= Beginning of Section =
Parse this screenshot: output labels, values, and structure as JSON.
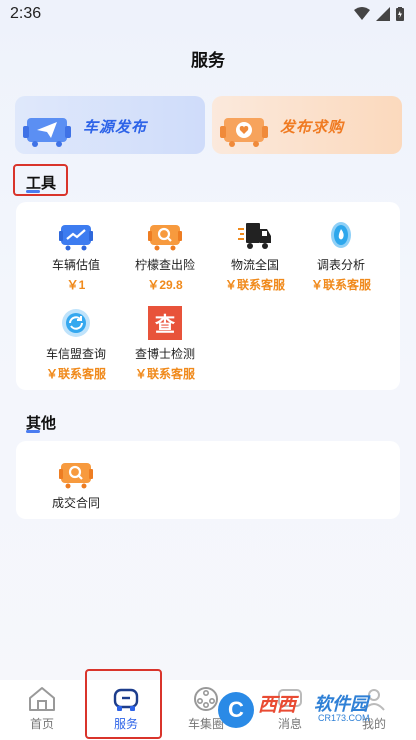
{
  "status_bar": {
    "time": "2:36"
  },
  "header": {
    "title": "服务"
  },
  "publish": {
    "car_source_label": "车源发布",
    "car_request_label": "发布求购"
  },
  "tools": {
    "title": "工具",
    "items": [
      {
        "name": "车辆估值",
        "price": "￥1",
        "icon": "car-chart-icon"
      },
      {
        "name": "柠檬查出险",
        "price": "￥29.8",
        "icon": "car-search-icon"
      },
      {
        "name": "物流全国",
        "price": "￥联系客服",
        "icon": "truck-icon"
      },
      {
        "name": "调表分析",
        "price": "￥联系客服",
        "icon": "drop-icon"
      },
      {
        "name": "车信盟查询",
        "price": "￥联系客服",
        "icon": "refresh-icon"
      },
      {
        "name": "查博士检测",
        "price": "￥联系客服",
        "icon": "cha-logo-icon",
        "logo_char": "查"
      }
    ]
  },
  "other": {
    "title": "其他",
    "items": [
      {
        "name": "成交合同",
        "icon": "car-search-icon"
      }
    ]
  },
  "bottom_nav": {
    "items": [
      {
        "label": "首页",
        "icon": "home-icon"
      },
      {
        "label": "服务",
        "icon": "car-service-icon",
        "active": true
      },
      {
        "label": "车集圈",
        "icon": "circle-icon"
      },
      {
        "label": "消息",
        "icon": "message-icon"
      },
      {
        "label": "我的",
        "icon": "profile-icon"
      }
    ]
  },
  "watermark": {
    "logo": "C",
    "text_a": "西西",
    "text_b": "软件园",
    "sub": "CR173.COM"
  },
  "colors": {
    "accent_blue": "#2d63e8",
    "accent_orange": "#f07b22",
    "price_orange": "#f08a1c",
    "highlight_red": "#d9342b"
  }
}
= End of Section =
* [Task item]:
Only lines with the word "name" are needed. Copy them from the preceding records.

* [Completed task]:
        "name": "车辆估值",
        "name": "柠檬查出险",
        "name": "物流全国",
        "name": "调表分析",
        "name": "车信盟查询",
        "name": "查博士检测",
        "name": "成交合同",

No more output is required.